Early August saw the start of our second Dangerous Site Guide course for 2018. In keeping with the department’s aim of providing quality training we again only took on ten students, four of whom are from Malawi’s Department of National Parks, funded by The Royal Foundation. Other students are two young women from Makuya Trust, two gentlemen currently working for a private camp in the Klaserie Nature Reserve and two self-funded students, one from Denmark and the other a young South African.

The course spans 75 days of intensive training. As a young guide you cannot afford to specialise in ‘one field’, but rather have to be a ‘jack of all trades’. It is important to impart enough knowledge to the students so they have a broad understanding of our natural world, from geology, soil, plants and animals. Not only is it important for a guide to have a wide knowledge base but it is imperative that they have the ability to interpret what they see in an entertaining fashion to a guest; often hailing from a foreign country speaking a foreign language. Communication is key and our students are grilled from day one and forced to talk, convey and interpret what they see every afternoon while out in the bush.

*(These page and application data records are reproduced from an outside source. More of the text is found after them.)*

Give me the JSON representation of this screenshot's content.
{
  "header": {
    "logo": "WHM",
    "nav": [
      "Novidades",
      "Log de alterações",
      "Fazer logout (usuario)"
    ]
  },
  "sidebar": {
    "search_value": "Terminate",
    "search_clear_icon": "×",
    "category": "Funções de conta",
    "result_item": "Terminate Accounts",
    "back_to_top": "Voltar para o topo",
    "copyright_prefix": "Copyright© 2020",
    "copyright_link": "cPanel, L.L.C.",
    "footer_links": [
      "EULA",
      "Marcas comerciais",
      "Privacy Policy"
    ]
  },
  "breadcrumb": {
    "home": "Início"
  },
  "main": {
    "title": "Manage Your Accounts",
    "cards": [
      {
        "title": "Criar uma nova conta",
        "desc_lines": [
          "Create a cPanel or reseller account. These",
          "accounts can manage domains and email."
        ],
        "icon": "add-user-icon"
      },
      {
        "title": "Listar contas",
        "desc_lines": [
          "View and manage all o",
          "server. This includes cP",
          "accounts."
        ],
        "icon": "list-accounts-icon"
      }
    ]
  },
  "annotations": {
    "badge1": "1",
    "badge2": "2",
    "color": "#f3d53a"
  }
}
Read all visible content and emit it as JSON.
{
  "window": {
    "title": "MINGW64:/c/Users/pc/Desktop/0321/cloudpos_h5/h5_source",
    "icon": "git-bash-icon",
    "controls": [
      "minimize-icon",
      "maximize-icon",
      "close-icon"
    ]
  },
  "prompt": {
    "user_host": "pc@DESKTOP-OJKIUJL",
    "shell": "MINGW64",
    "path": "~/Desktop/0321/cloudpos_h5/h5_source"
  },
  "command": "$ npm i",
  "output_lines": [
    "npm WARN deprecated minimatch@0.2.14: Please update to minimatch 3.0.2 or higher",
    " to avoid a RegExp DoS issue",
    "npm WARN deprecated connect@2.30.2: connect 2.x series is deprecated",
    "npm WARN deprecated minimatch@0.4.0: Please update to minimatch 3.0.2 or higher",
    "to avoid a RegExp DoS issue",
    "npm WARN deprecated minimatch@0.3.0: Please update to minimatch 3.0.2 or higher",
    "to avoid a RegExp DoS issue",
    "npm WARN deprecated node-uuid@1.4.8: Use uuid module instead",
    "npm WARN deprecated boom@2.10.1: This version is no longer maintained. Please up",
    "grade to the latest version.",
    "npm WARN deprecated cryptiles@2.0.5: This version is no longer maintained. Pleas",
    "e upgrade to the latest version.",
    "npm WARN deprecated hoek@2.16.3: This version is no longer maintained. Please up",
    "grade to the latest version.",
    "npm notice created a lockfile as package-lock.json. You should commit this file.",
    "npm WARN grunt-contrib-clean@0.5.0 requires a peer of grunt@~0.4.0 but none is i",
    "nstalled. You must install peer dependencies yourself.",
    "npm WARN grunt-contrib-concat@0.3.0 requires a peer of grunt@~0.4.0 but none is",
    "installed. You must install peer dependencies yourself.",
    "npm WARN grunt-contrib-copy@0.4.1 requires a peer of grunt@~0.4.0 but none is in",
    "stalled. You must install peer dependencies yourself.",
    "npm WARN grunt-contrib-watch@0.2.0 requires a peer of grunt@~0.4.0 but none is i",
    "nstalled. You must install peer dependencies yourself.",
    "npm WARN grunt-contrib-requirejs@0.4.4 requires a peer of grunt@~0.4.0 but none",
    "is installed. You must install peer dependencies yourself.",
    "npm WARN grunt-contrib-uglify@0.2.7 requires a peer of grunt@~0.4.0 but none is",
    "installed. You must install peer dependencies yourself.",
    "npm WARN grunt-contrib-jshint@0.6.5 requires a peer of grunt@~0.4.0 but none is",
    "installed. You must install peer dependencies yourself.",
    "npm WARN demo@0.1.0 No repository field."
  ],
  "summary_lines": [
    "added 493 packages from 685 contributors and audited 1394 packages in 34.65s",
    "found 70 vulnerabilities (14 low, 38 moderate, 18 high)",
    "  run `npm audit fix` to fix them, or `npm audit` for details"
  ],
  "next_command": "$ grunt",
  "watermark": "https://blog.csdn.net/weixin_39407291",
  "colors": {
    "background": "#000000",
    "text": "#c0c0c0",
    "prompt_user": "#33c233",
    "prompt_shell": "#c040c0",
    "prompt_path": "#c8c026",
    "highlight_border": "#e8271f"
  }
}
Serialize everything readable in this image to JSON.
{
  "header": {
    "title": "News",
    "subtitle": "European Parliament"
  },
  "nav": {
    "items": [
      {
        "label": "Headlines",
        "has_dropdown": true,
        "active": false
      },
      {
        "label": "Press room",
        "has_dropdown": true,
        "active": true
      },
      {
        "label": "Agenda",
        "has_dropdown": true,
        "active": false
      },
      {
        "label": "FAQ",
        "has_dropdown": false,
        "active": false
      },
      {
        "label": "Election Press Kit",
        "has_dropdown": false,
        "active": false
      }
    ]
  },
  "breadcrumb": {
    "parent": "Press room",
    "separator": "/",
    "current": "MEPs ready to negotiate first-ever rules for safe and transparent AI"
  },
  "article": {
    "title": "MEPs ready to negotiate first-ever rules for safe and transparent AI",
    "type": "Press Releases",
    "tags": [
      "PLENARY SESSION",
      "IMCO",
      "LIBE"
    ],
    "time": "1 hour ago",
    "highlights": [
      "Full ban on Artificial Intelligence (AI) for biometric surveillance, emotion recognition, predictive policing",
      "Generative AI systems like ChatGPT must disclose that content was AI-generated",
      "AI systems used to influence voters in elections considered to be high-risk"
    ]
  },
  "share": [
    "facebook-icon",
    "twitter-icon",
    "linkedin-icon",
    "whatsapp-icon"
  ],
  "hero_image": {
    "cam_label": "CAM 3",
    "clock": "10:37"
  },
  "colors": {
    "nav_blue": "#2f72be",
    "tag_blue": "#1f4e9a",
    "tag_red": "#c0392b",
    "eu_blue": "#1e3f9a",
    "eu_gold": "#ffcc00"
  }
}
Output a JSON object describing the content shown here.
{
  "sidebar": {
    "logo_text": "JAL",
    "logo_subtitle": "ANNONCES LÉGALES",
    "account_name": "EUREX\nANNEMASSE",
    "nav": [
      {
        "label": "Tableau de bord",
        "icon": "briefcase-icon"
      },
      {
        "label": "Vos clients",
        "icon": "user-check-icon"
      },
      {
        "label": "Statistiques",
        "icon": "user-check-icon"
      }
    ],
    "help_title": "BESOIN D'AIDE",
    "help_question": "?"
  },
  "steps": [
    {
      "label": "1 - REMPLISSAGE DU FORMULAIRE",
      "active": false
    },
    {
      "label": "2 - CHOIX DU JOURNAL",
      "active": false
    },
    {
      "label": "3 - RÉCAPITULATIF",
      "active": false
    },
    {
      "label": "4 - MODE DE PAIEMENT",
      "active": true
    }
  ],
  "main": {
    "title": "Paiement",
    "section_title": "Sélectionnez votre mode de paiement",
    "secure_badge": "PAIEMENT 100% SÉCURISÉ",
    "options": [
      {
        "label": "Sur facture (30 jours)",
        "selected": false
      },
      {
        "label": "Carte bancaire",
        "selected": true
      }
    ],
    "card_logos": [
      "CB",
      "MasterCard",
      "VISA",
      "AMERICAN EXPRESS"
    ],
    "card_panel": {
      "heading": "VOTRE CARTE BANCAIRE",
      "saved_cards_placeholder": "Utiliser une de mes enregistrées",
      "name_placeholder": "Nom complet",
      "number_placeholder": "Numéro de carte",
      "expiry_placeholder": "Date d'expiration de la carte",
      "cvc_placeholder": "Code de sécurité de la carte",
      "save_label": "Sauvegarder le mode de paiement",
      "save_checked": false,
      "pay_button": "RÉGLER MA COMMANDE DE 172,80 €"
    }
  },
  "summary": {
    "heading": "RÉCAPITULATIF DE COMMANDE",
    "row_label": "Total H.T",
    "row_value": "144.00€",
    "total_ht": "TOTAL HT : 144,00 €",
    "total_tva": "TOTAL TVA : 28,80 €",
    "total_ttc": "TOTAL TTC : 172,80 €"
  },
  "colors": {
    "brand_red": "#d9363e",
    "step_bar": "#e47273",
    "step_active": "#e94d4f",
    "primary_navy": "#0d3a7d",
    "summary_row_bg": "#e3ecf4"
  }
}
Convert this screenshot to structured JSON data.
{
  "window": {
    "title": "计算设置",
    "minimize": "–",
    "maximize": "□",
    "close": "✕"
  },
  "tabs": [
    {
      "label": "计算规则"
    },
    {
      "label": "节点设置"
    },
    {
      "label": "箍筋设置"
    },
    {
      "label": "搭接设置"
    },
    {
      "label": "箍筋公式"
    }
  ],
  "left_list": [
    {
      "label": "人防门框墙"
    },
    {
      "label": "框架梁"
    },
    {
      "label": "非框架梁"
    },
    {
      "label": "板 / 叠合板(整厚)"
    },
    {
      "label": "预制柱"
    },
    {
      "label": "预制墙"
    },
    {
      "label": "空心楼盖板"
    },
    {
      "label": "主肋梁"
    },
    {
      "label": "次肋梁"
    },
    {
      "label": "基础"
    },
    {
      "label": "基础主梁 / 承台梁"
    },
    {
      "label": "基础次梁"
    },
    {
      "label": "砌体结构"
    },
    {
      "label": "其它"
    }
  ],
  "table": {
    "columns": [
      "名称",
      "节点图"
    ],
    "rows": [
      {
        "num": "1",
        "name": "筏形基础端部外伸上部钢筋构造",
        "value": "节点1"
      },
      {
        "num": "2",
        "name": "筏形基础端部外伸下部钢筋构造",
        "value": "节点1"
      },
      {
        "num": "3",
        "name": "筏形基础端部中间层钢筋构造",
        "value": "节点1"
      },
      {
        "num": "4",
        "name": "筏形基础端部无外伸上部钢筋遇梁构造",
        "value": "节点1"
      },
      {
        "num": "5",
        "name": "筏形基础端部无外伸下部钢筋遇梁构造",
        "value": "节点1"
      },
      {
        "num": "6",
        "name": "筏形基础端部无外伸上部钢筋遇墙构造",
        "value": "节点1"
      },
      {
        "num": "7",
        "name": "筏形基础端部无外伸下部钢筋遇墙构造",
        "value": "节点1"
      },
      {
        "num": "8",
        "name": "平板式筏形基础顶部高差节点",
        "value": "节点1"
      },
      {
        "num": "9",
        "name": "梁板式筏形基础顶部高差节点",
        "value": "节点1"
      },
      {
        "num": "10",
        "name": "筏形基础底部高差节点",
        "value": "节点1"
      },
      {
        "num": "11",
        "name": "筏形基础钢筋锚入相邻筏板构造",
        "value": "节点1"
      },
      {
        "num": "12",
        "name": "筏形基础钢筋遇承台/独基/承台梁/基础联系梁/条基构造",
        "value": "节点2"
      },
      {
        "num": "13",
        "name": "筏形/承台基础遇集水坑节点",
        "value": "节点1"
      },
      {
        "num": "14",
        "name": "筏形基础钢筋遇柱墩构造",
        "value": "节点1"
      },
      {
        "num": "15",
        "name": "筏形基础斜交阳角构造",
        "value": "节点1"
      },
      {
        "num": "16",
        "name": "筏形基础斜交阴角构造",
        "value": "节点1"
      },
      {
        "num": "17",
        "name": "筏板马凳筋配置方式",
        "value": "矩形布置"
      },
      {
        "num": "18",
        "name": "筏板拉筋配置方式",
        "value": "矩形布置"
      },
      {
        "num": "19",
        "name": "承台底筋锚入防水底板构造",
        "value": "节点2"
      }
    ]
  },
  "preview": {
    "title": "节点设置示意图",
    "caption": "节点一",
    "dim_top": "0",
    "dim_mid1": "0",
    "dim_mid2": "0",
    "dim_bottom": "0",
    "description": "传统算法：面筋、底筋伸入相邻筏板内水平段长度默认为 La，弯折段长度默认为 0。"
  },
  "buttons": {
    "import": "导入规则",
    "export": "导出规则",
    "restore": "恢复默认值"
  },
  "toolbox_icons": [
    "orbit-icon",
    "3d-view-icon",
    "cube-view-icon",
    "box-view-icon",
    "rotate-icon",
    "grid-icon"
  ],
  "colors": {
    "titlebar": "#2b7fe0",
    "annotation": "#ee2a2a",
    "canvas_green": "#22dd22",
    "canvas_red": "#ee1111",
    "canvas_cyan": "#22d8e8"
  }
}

As the name of the course implies, the Dangerous Game Site Guide course is designed specifically for guides aiming to operate in areas where dangerous game occurs. Every hands-on occupation has its tools of the trade. For the dangerous game guide, it is a rifle. It goes without saying that a such a guide should be highly proficient in handling his or her weapon and we spend a large amount of time and effort to get our students up to speed. It starts on day one and is the last practical assessment to be completed. During this last course no fewer than 1200 rounds are fired by our students. We’re glad to report that, although some found it a lot easier than others, all ten students made it through, sore shoulders and all.

Congratulations to all and good luck for the future.